Oxford is renowned for its stunning and prestigious 12th century University of Oxford, the oldest university in the English-speaking world, but Oxford is so much more than a university town. It’s the buildings, which showcase examples of every English architectural period since the late Saxon period; the historic cobbled streets and the famous people who have walked the same streets, halls and stairways as you have, which turn Oxford into such a popular international destination.
It’s location is simply beautiful, there is so much to do and see no matter how many times you visit. The city’s rich history and breathtaking architecture continue to be a source of constant inspiration. This shouldn’t come as a surprise that there are over 500 Oxford-based novels while it’s first mentioned in fiction dates back as early as 1400 when Chaucer in his Canterbury Tales referred to it.
The 38 colleges which the University of Oxford consists of, and the city that surrounding it, is filled with structures dreamt up by some of the foremost names in the history of British architecture. Another aspect which makes the city so alluring is the rich history, splendid collections of well known art and specimens from all around the world. The golden-stone buildings, rivers and ancient meadows will make you want to return here again.
Oxford contains examples of every major architectural style in England since the Saxons arrived in AD 900 to the present day.

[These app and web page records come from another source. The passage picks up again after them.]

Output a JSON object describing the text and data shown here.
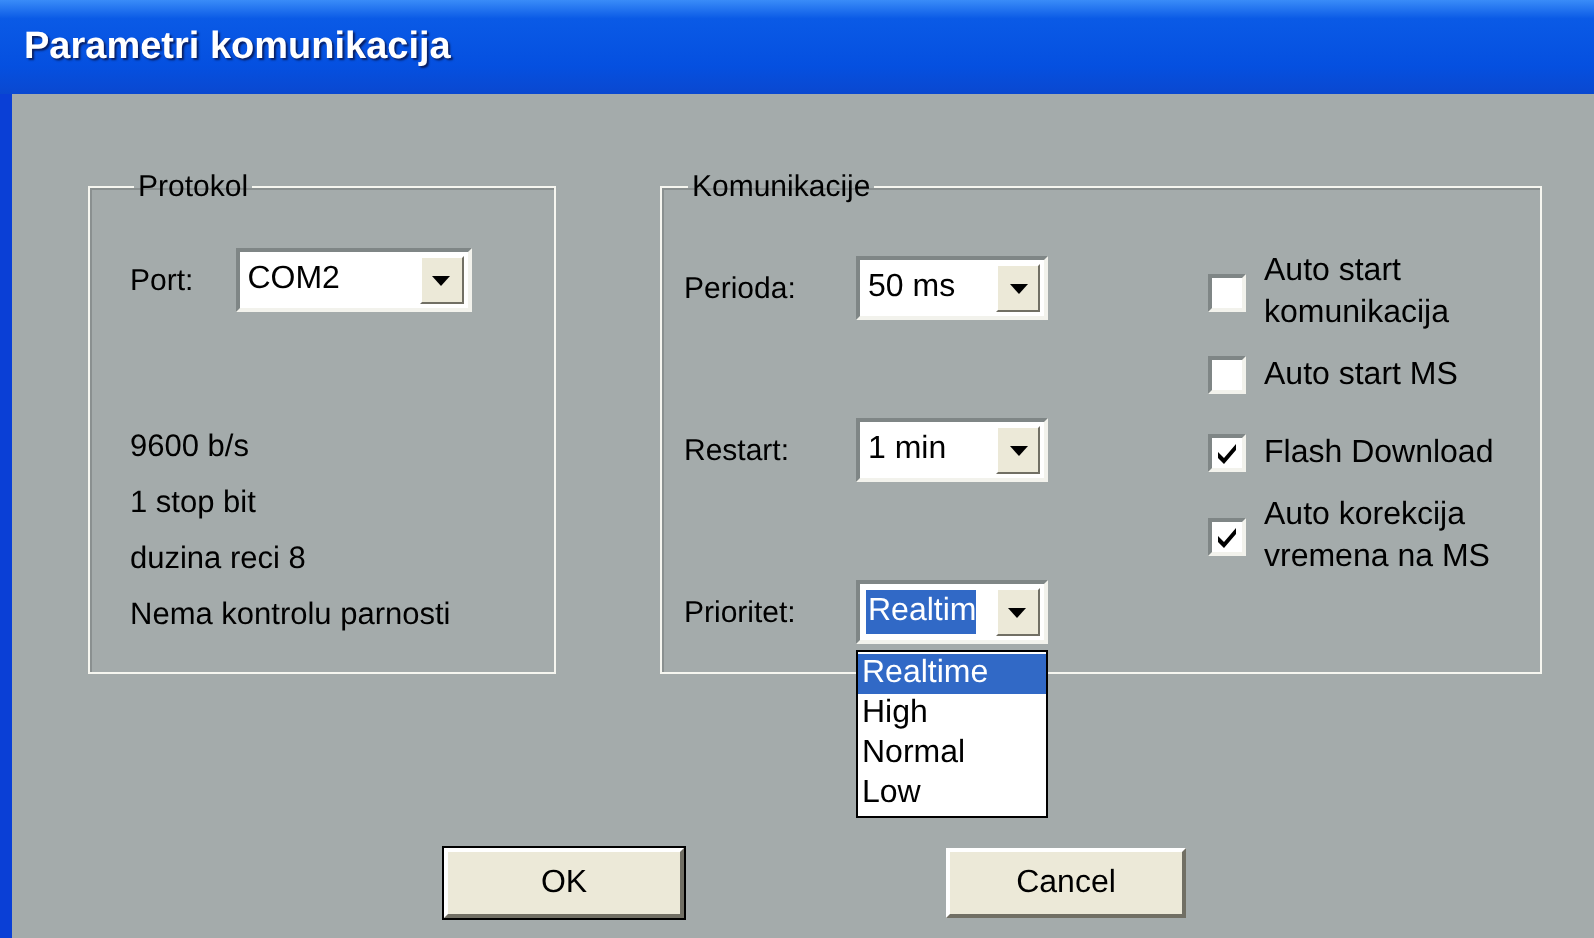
{
  "window": {
    "title": "Parametri komunikacija"
  },
  "protokol": {
    "title": "Protokol",
    "port": {
      "label": "Port:",
      "value": "COM2"
    },
    "info": [
      "9600 b/s",
      "1 stop bit",
      "duzina reci 8",
      "Nema kontrolu parnosti"
    ]
  },
  "komunikacije": {
    "title": "Komunikacije",
    "fields": [
      {
        "label": "Perioda:",
        "value": "50 ms",
        "focused": false
      },
      {
        "label": "Restart:",
        "value": "1 min",
        "focused": false
      },
      {
        "label": "Prioritet:",
        "value": "Realtim",
        "focused": true,
        "expanded": true,
        "options": [
          {
            "label": "Realtime",
            "selected": true
          },
          {
            "label": "High",
            "selected": false
          },
          {
            "label": "Normal",
            "selected": false
          },
          {
            "label": "Low",
            "selected": false
          }
        ]
      }
    ],
    "checkboxes": [
      {
        "label": "Auto start komunikacija",
        "checked": false
      },
      {
        "label": "Auto start MS",
        "checked": false
      },
      {
        "label": "Flash Download",
        "checked": true
      },
      {
        "label": "Auto korekcija vremena na MS",
        "checked": true
      }
    ]
  },
  "buttons": [
    {
      "label": "OK",
      "default": true
    },
    {
      "label": "Cancel",
      "default": false
    }
  ]
}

Undoubtedly the beautiful colleges dominate the townscape, but there are countless lesser-known but far more varied landmarks. In late March and April the town welcomes signs of springtime in form of pretty pink blossoms of magnolia trees. In Oxford each season has its allure, golden-stone walls draped with wisteria in Spring, days of punting and picnicking in the Summer and splashes of intense Autumnal colours, will leave you with a long lasting memory.
As you walked through Oxford, don’t only look for the well known sites or the main roads listed in the travel guides but try to explore smaller alleyways and hidden cobbled streets waiting for you around every corner of the city. Walking through the layers of history will allow you unearth hidden gems.
Immerse yourself into 600 years of architectural history by talking a walk from Oxford’s High Street, down Queen’s Lane, through New College Lane, arriving under the Edwardian Bridge of Sighs, where in front of you will find the neoclassical building, the Sheldonian Theatre. This short yet picturesque walk will expose you to a variety of different styles dominating the city: you will walk pass neoclassical, medieval, Edwardian architecture.
If you’re seeking respite from the hustle and bustle of the city The University Church of St Mary the Virgin located in the middle of the main shopping street, The University of Oxford Botanic Garden or The Oxford University Parks, are your destinations. During a cloudy day delve into a unique voyage of discovery for dinosaurs or mythical creatures at The Oxford University Museum of Natural History, Pitt Rivers or The Ashmolean Museum.
Oscar Wilde once described Oxford as the most beautiful thing in England: “Oxford still remains the most beautiful thing in England, and nowhere else are life and art so exquisitely blended, so perfectly made one”.
On a sunny day why not explore Oxford by boat? There’s nothing nicer than being on the river and gliding past the Oxford Botanic Garden while getting to know better nature in the heart of the city. Punting is an Oxford tradition which dates back to 1880, done on the River Cherwell, which flows through Oxford’s fields and woods before it joins the Thames just south-east of Christ Church Meadow. Another picturesque area for punting is on the Isis alongside Port Meadow to the west of the town; this stretch of river has attractive scenery and is well supplied with pubs such as The Trout Inn and Wolvercote (where some of the Inspector Morse dramas were filmed).
The main punting docks are opened from March till October and are located on Magdalen Bridge Boathouse and Cherwell Boathouse. You can hire a punt for £14-£18/hour on weekdays and £16-£20/hour on weekends.
Another simple way to explore Oxford is on the top of one of the tourist buses which can take you through all the main attractions and fill you with some interesting facts about the buildings and sights you pass. If you get peckish make sure to take a trip to Oxford’s Covered Market, full of shops and cafes. This historic market which opened in 1774, has become home to traders and it’s full of unique and vibrant shops and stalls.
Want to see more? Visit the full gallery and get to know Oxford better.
It might be a surprise but Oxford is quite a small city, so make sure to book accommodation in advance.
Depending of the time of the year the weather in Oxford is extremely varied, from sunny and hot days to fog and rain. Before your arrival check the weather forecast and pack appropriately.
Check online for festivals, art and music events or carnivals taking place during your visit; these are often an extremely great way of getting to know the city better.
Avoid driving in Oxford. If you have to drive it’s better to leave your car at a “park and ride” on the outskirts of the city, and take the shuttle bus from there.